* Extracted data entries

· · · ·

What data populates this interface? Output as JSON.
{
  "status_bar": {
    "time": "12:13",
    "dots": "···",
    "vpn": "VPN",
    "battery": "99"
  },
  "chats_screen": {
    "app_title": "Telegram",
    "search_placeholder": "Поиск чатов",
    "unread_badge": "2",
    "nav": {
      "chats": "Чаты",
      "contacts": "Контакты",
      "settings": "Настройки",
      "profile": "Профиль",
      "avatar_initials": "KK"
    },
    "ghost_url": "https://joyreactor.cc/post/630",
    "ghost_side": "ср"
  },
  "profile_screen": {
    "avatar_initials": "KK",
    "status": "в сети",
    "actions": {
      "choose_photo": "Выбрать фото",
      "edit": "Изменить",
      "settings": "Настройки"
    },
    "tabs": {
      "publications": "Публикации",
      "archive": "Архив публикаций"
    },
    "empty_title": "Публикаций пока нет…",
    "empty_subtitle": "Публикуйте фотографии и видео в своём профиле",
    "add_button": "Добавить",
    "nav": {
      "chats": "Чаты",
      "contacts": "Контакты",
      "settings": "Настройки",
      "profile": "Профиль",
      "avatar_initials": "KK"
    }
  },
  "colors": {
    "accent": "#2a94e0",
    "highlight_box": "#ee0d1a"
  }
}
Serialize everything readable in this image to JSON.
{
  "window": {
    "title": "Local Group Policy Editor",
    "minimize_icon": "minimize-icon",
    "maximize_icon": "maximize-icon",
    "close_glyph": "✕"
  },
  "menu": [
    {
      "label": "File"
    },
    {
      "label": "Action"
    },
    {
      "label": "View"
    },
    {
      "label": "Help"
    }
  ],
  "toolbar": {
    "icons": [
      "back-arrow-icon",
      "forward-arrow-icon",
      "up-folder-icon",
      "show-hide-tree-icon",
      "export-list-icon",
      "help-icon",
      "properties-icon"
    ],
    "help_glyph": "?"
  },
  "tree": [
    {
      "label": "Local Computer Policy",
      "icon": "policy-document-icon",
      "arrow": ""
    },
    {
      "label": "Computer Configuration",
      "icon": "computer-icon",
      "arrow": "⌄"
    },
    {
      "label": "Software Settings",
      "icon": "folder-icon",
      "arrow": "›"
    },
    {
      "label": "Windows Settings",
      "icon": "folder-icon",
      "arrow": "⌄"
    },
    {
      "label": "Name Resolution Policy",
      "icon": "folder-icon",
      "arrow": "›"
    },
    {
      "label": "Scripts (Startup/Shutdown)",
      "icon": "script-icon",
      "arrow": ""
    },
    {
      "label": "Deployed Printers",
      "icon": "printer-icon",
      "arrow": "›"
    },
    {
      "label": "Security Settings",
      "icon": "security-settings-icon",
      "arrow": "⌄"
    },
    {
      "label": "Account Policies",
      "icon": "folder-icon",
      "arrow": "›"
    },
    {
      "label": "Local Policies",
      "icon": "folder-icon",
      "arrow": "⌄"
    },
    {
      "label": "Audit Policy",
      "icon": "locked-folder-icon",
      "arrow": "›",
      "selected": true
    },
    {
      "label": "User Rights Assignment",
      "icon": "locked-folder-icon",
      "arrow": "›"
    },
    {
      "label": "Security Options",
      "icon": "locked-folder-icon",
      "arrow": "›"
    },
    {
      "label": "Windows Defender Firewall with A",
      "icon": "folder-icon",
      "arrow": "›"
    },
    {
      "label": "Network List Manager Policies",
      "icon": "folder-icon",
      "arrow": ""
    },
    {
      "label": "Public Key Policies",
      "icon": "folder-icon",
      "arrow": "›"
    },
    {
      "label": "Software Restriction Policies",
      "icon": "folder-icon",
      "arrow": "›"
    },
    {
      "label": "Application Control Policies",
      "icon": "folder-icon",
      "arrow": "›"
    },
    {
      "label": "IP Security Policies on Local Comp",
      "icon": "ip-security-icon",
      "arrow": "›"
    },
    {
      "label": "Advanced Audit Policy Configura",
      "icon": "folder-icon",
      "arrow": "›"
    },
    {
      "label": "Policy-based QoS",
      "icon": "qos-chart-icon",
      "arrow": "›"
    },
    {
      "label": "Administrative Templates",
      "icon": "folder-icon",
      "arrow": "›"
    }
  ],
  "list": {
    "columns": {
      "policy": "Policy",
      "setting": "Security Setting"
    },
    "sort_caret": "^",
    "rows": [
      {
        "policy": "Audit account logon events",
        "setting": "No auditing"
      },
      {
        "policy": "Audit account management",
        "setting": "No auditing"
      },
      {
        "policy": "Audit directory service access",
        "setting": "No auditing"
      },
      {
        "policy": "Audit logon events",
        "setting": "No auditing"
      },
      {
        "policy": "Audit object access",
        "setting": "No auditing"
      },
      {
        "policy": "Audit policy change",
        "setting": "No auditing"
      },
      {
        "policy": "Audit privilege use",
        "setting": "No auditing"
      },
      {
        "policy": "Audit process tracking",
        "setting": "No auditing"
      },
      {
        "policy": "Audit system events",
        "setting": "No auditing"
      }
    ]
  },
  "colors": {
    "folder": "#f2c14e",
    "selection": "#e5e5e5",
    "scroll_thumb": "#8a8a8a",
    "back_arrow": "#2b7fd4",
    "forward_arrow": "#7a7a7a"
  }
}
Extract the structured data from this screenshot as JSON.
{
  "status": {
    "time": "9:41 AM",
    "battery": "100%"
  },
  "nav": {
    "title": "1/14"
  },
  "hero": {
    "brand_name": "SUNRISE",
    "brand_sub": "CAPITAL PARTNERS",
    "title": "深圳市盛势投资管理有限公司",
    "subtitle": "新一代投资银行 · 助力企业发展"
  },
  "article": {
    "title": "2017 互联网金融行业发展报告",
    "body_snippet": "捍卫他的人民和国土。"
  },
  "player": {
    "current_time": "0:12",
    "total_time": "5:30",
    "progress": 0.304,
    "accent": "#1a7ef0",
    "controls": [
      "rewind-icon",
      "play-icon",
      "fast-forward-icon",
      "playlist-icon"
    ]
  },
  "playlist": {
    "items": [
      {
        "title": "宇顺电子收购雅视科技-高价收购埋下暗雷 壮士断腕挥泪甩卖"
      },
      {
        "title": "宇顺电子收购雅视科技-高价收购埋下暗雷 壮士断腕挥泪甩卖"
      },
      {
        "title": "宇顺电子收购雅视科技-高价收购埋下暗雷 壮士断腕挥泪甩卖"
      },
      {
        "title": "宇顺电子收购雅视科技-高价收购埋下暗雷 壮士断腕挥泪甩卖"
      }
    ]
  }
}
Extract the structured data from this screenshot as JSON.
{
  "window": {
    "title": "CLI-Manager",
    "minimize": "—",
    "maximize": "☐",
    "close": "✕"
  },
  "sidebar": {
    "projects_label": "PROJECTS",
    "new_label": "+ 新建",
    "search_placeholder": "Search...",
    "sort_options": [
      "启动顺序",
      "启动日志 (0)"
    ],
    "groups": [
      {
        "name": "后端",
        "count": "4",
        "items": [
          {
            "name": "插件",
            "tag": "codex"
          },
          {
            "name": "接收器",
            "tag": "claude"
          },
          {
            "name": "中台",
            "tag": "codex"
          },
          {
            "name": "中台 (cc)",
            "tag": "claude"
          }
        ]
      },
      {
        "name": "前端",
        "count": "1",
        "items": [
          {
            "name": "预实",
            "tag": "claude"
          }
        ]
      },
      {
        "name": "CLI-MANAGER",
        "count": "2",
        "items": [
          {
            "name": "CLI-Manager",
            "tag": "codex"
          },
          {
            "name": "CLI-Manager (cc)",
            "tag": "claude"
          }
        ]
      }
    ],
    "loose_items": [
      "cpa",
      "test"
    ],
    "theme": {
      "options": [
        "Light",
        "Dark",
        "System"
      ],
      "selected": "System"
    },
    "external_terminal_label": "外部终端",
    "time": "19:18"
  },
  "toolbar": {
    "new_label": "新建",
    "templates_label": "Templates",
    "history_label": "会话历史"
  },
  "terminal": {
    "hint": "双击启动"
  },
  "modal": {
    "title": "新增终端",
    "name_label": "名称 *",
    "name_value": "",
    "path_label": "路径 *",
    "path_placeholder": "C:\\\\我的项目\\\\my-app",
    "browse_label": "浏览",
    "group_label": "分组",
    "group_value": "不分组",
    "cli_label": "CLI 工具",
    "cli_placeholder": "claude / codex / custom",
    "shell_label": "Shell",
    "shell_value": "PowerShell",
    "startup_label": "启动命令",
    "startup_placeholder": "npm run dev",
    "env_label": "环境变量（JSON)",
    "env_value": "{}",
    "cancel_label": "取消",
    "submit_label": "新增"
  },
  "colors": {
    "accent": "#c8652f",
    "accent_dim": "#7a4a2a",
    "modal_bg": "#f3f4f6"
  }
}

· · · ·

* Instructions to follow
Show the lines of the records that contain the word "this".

* Result
What data populates this interface? Output as JSON.
Serialize everything readable in this image to JSON.
Extract the structured data from this screenshot as JSON.
Extract the structured data from this screenshot as JSON.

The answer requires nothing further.